© Scoop Media

 
 
 
Top Scoops Headlines

 


Julian Assange: A Thousand Days In Belmarsh
Julian Assange has now been in the maximum-security facilities of Belmarsh prison for over 1,000 days. On the occasion of his 1,000th day of imprisonment, campaigners, supporters and kindred spirits gathered to show their support, indignation and solidarity at this political detention most foul... More>>

Binoy Kampmark: The Mauling Of Novak Djokovic
Rarely can the treatment of a grand sporting figure by officialdom have caused such consternation. Novak Djokovic, the tennis World Number One, has always had a tendency to get under skin and constitution, creating a large following of admirers and detractors. But his current treatment by Australian authorities, and his subsequent detention as an unlawful arrival despite being granted a visa to participate in the Australian Open, had the hallmarks of oppression and incompetent vulgarity... More>>

Binoy Kampmark: Voices Of Concern: Aussies For Assange’s Return

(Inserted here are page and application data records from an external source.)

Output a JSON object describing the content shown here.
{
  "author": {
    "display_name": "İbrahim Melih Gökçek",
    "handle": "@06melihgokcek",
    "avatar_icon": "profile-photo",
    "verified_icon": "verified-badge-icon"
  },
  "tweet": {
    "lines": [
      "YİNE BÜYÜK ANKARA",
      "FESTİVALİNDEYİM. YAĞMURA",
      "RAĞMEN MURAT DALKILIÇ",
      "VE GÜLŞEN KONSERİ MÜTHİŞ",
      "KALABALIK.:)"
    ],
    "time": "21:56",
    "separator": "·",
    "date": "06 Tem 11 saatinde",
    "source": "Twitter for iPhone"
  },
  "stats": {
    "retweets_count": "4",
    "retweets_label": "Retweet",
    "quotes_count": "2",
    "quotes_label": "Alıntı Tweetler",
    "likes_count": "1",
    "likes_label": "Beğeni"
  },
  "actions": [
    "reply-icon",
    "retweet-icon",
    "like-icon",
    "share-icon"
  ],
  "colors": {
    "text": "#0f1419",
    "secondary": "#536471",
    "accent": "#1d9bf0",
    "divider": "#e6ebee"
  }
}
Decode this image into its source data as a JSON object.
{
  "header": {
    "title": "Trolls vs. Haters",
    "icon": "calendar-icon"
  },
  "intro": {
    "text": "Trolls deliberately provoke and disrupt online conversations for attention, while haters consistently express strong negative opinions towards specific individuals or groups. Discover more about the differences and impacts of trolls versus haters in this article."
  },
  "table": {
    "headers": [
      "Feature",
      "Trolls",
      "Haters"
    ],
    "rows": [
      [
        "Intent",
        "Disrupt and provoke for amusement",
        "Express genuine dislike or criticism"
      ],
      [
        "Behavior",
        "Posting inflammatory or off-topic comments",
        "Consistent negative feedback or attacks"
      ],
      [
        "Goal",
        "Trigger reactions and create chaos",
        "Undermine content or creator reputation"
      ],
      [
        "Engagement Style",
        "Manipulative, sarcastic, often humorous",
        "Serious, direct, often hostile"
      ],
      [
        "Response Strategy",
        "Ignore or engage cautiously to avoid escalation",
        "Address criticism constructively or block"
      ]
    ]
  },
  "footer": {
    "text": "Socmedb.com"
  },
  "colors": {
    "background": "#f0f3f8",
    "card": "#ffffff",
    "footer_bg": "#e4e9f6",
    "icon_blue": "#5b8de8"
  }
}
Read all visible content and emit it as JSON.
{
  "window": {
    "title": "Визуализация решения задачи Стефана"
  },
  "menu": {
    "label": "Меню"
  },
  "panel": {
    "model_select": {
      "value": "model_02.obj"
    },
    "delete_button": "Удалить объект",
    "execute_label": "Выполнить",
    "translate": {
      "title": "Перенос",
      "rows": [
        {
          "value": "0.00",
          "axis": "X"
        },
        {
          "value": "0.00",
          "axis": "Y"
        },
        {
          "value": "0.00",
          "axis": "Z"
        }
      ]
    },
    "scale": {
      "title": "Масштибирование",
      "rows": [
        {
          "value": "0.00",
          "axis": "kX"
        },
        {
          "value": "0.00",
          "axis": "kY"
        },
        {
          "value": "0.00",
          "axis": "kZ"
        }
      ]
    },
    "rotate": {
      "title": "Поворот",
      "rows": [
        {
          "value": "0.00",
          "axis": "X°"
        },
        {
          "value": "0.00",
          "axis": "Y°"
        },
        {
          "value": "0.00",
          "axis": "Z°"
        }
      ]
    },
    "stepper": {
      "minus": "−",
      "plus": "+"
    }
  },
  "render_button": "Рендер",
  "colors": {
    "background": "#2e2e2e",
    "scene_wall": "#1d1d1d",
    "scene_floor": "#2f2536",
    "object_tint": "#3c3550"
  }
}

With Julian Assange now fighting the next stage of efforts to extradite him to the United States to face 18 charges, 17 of which are based on the brutal, archaic Espionage Act, some Australian politicians have found their voice. It might be said that a few have even found their conscience... More>>

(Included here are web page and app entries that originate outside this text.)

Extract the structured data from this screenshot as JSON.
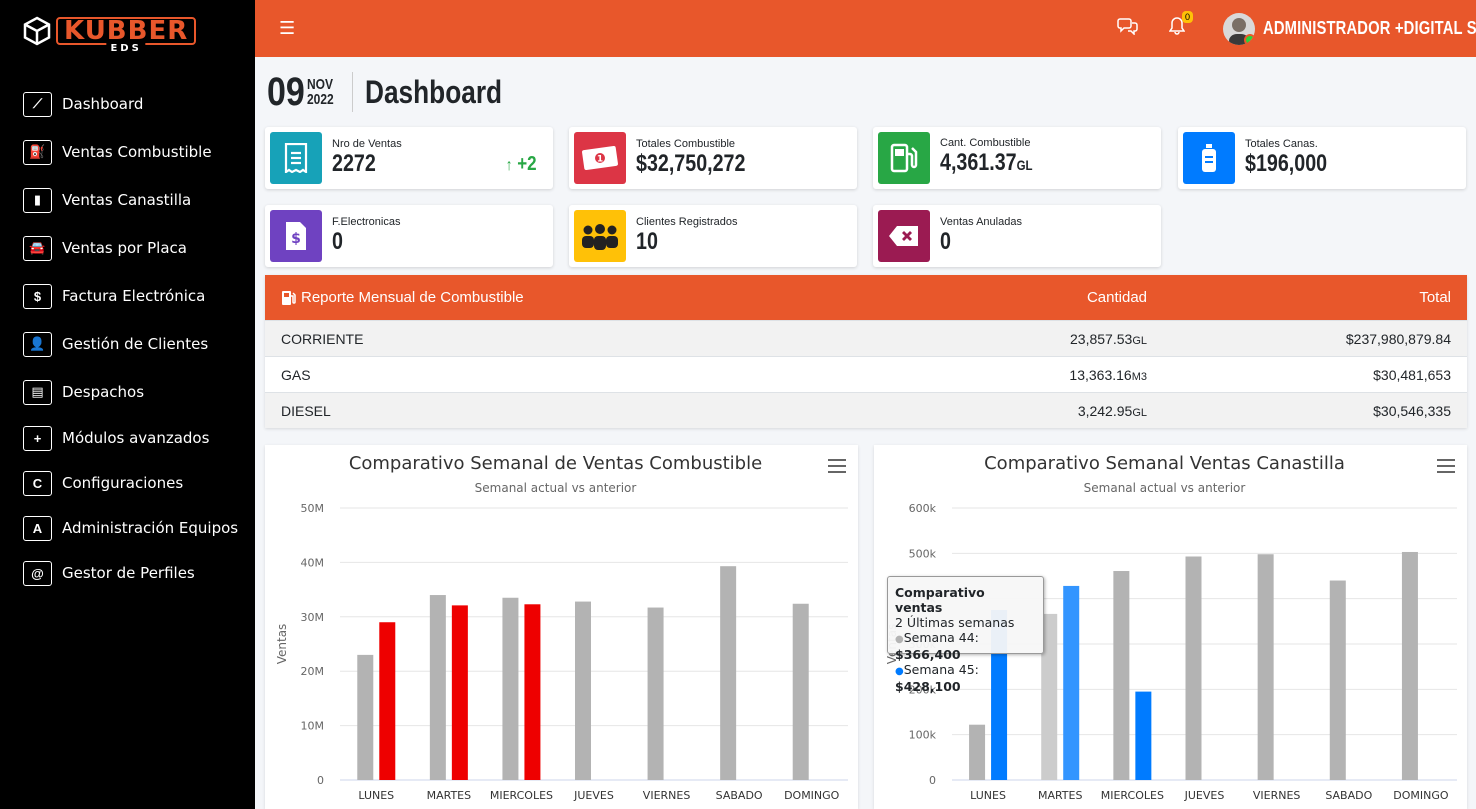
{
  "brand": {
    "name": "KUBBER",
    "sub": "EDS"
  },
  "sidebar": {
    "items": [
      {
        "label": "Dashboard",
        "icon": "chart-line-icon",
        "glyph": "⟋"
      },
      {
        "label": "Ventas Combustible",
        "icon": "gas-pump-icon",
        "glyph": "⛽"
      },
      {
        "label": "Ventas Canastilla",
        "icon": "bottle-icon",
        "glyph": "▮"
      },
      {
        "label": "Ventas por Placa",
        "icon": "car-icon",
        "glyph": "🚘"
      },
      {
        "label": "Factura Electrónica",
        "icon": "invoice-icon",
        "glyph": "$"
      },
      {
        "label": "Gestión de Clientes",
        "icon": "user-icon",
        "glyph": "👤"
      },
      {
        "label": "Despachos",
        "icon": "clipboard-icon",
        "glyph": "▤"
      },
      {
        "label": "Módulos avanzados",
        "icon": "plus-icon",
        "glyph": "+"
      },
      {
        "label": "Configuraciones",
        "icon": "letter-c-icon",
        "glyph": "C"
      },
      {
        "label": "Administración Equipos",
        "icon": "letter-a-icon",
        "glyph": "A"
      },
      {
        "label": "Gestor de Perfiles",
        "icon": "at-icon",
        "glyph": "@"
      }
    ]
  },
  "topbar": {
    "notifications_count": "0",
    "user": "ADMINISTRADOR +DIGITAL SAS"
  },
  "header": {
    "day": "09",
    "month": "NOV",
    "year": "2022",
    "title": "Dashboard"
  },
  "cards": [
    {
      "label": "Nro de Ventas",
      "value": "2272",
      "delta": "+2",
      "color": "#17a2b8"
    },
    {
      "label": "Totales Combustible",
      "value": "$32,750,272",
      "color": "#dc3545"
    },
    {
      "label": "Cant. Combustible",
      "value": "4,361.37",
      "unit": "GL",
      "color": "#28a745"
    },
    {
      "label": "Totales Canas.",
      "value": "$196,000",
      "color": "#007bff"
    },
    {
      "label": "F.Electronicas",
      "value": "0",
      "color": "#6f42c1"
    },
    {
      "label": "Clientes Registrados",
      "value": "10",
      "color": "#ffc107"
    },
    {
      "label": "Ventas Anuladas",
      "value": "0",
      "color": "#9b1b52"
    }
  ],
  "report": {
    "title": "Reporte Mensual de Combustible",
    "col_qty": "Cantidad",
    "col_total": "Total",
    "rows": [
      {
        "name": "CORRIENTE",
        "qty": "23,857.53",
        "unit": "GL",
        "total": "$237,980,879.84"
      },
      {
        "name": "GAS",
        "qty": "13,363.16",
        "unit": "M3",
        "total": "$30,481,653"
      },
      {
        "name": "DIESEL",
        "qty": "3,242.95",
        "unit": "GL",
        "total": "$30,546,335"
      }
    ]
  },
  "chart_data": [
    {
      "type": "bar",
      "title": "Comparativo Semanal de Ventas Combustible",
      "subtitle": "Semanal actual vs anterior",
      "ylabel": "Ventas",
      "categories": [
        "LUNES",
        "MARTES",
        "MIERCOLES",
        "JUEVES",
        "VIERNES",
        "SABADO",
        "DOMINGO"
      ],
      "ylim": [
        0,
        50000000
      ],
      "yticks": [
        0,
        10000000,
        20000000,
        30000000,
        40000000,
        50000000
      ],
      "ytick_labels": [
        "0",
        "10M",
        "20M",
        "30M",
        "40M",
        "50M"
      ],
      "series": [
        {
          "values": [
            23000000,
            34000000,
            33500000,
            32800000,
            31700000,
            39300000,
            32400000
          ],
          "color": "#b3b3b3"
        },
        {
          "values": [
            29000000,
            32100000,
            32300000,
            null,
            null,
            null,
            null
          ],
          "color": "#ee0000"
        }
      ]
    },
    {
      "type": "bar",
      "title": "Comparativo Semanal Ventas Canastilla",
      "subtitle": "Semanal actual vs anterior",
      "ylabel": "Ventas",
      "categories": [
        "LUNES",
        "MARTES",
        "MIERCOLES",
        "JUEVES",
        "VIERNES",
        "SABADO",
        "DOMINGO"
      ],
      "ylim": [
        0,
        600000
      ],
      "yticks": [
        0,
        100000,
        200000,
        300000,
        400000,
        500000,
        600000
      ],
      "ytick_labels": [
        "0",
        "100k",
        "200k",
        "300k",
        "400k",
        "500k",
        "600k"
      ],
      "series": [
        {
          "name": "Semana 44",
          "values": [
            122000,
            366400,
            461000,
            493000,
            498000,
            440000,
            503000
          ],
          "color": "#b3b3b3"
        },
        {
          "name": "Semana 45",
          "values": [
            375000,
            428100,
            195000,
            null,
            null,
            null,
            null
          ],
          "color": "#007bff"
        }
      ],
      "tooltip": {
        "title": "Comparativo ventas",
        "subtitle": "2 Últimas semanas",
        "lines": [
          {
            "label": "Semana 44:",
            "value": "$366,400"
          },
          {
            "label": "Semana 45:",
            "value": "$428,100"
          }
        ]
      }
    }
  ]
}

Forbidden Parties: Boris Johnson’s Law On Illegal Covid Gatherings

It was meant to be time to reflect. The eager arms of a new pandemic were enfolding a society with asphyxiating, lethal effect. Public health authorities advocated various measures: social distancing, limited contact between family and friends, limited mobility. No grand booze-ups. No large parties. No bonking, except within dispensations of intimacy and various “bubble” arrangements. Certainly, no orgies... More>>

Dunne Speaks: Question Time Is Anything But
The focus placed on the first couple of Question Time exchanges between the new leader of the National Party and the Prime Minister will have seemed excessive to many but the most seasoned Parliamentary observers. Most people, especially those outside the Wellington beltway, imagine Question Time is exactly what it sounds... More>>



Gasbagging In Glasgow: COP26 And Phasing Down Coal

Words can provide sharp traps, fettering language and caging definitions. They can also speak to freedom of action and permissiveness. At COP26, that permissiveness was all the more present in the haggling ahead of what would become the Glasgow Climate Pact... More>>